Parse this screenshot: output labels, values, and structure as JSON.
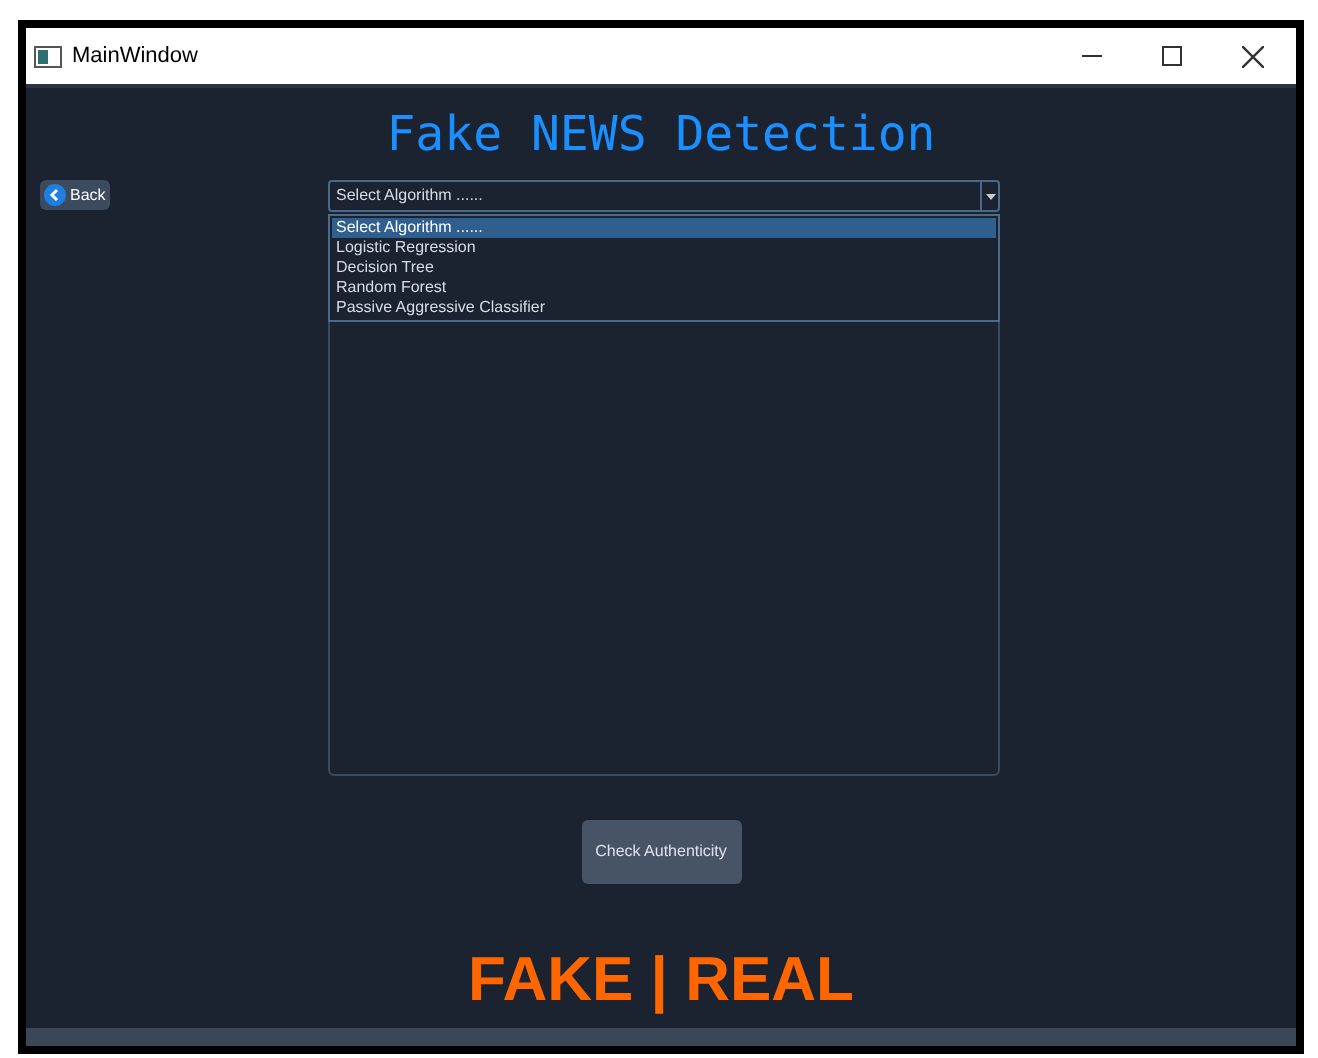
{
  "window": {
    "title": "MainWindow"
  },
  "title": "Fake NEWS Detection",
  "back_button": {
    "label": "Back"
  },
  "algorithm_select": {
    "value": "Select Algorithm ......",
    "expanded": true,
    "options": [
      {
        "label": "Select Algorithm ......",
        "selected": true
      },
      {
        "label": "Logistic Regression",
        "selected": false
      },
      {
        "label": "Decision Tree",
        "selected": false
      },
      {
        "label": "Random Forest",
        "selected": false
      },
      {
        "label": "Passive Aggressive Classifier",
        "selected": false
      }
    ]
  },
  "check_button": {
    "label": "Check Authenticity"
  },
  "result": "FAKE | REAL"
}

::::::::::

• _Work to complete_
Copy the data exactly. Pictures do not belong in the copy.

• _Output for this task_
Parse this screenshot: output labels, values, and structure as JSON.
{
  "window": {
    "title": "MainWindow"
  },
  "title": "Fake NEWS Detection",
  "back_button": {
    "label": "Back"
  },
  "algorithm_select": {
    "value": "Select Algorithm ......",
    "expanded": true,
    "options": [
      {
        "label": "Select Algorithm ......",
        "selected": true
      },
      {
        "label": "Logistic Regression",
        "selected": false
      },
      {
        "label": "Decision Tree",
        "selected": false
      },
      {
        "label": "Random Forest",
        "selected": false
      },
      {
        "label": "Passive Aggressive Classifier",
        "selected": false
      }
    ]
  },
  "check_button": {
    "label": "Check Authenticity"
  },
  "result": "FAKE | REAL"
}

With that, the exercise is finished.